YOUR ASSIGNMENT: Note how many lines in the material have "Pathways", and give only that figure.

Start of TASK DATA

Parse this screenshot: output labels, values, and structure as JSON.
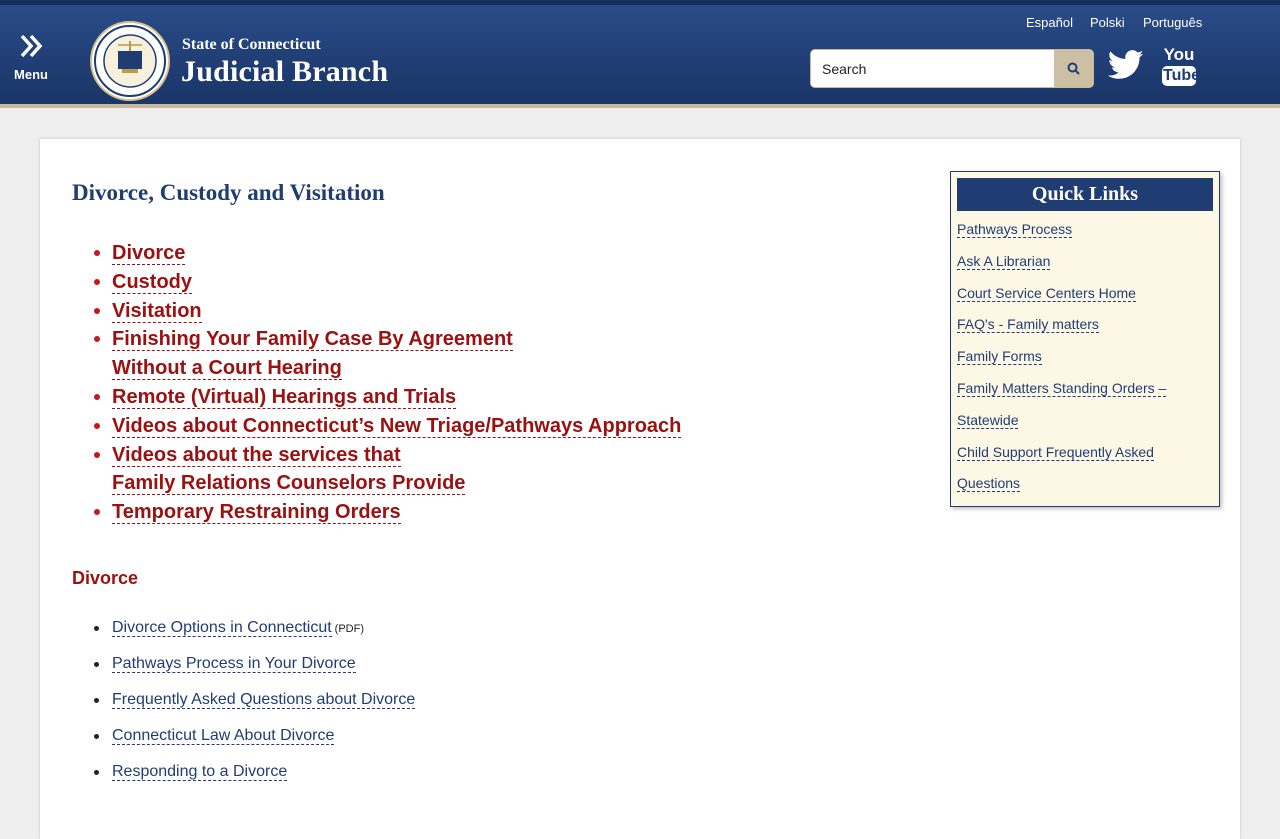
{
  "header": {
    "menu_label": "Menu",
    "brand_top": "State of Connecticut",
    "brand_main": "Judicial Branch",
    "languages": [
      "Español",
      "Polski",
      "Português"
    ],
    "search_placeholder": "Search",
    "youtube_you": "You",
    "youtube_tube": "Tube"
  },
  "main": {
    "title": "Divorce, Custody and Visitation",
    "toc": [
      "Divorce",
      "Custody",
      "Visitation",
      "Finishing Your Family Case By Agreement",
      "Without a Court Hearing",
      "Remote (Virtual) Hearings and Trials",
      "Videos about Connecticut’s New Triage/Pathways Approach",
      "Videos about the services that",
      "Family Relations Counselors Provide",
      "Temporary Restraining Orders"
    ],
    "section_heading": "Divorce",
    "divorce_links": [
      "Divorce Options in Connecticut",
      "Pathways Process in Your Divorce",
      "Frequently Asked Questions about Divorce",
      "Connecticut Law About Divorce",
      "Responding to a Divorce"
    ],
    "pdf_label": "(PDF)"
  },
  "quick_links": {
    "title": "Quick Links",
    "items": [
      "Pathways Process",
      "Ask A Librarian",
      "Court Service Centers Home",
      "FAQ's - Family matters",
      "Family Forms",
      "Family Matters Standing Orders –",
      "Statewide",
      "Child Support Frequently Asked",
      "Questions"
    ]
  },
  "colors": {
    "header_blue": "#1f3d73",
    "link_red": "#9b1010",
    "link_blue": "#1f3d73",
    "quick_bg": "#fdf8e6",
    "search_button": "#cdbfa3"
  },
  "icons": [
    "menu-chevron-icon",
    "judicial-seal-logo",
    "search-icon",
    "twitter-icon",
    "youtube-icon"
  ]
}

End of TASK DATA

WRITTEN REPLY: 3